======== Data to process ========
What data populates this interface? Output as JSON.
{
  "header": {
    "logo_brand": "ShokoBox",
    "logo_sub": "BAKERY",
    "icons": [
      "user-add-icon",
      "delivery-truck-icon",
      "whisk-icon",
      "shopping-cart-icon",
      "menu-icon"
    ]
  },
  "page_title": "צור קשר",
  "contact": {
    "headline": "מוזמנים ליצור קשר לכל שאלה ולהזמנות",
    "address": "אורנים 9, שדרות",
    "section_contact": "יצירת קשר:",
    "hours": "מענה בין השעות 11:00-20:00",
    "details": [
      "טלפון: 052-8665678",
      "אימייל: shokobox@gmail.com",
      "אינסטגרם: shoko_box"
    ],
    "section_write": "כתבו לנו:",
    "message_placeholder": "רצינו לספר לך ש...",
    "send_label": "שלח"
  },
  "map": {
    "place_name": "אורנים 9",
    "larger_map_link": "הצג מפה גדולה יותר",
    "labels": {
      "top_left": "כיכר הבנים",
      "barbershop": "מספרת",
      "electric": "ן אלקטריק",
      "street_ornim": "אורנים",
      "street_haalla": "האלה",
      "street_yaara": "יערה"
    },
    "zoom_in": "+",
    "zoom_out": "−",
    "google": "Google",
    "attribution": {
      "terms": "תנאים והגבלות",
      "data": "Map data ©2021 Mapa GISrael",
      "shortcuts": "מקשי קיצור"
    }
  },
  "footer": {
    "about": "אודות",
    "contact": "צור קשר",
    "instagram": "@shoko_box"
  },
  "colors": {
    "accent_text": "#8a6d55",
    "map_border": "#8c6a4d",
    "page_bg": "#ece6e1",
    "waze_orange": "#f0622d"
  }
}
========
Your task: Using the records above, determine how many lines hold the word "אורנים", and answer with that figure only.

Answer to this problem: 3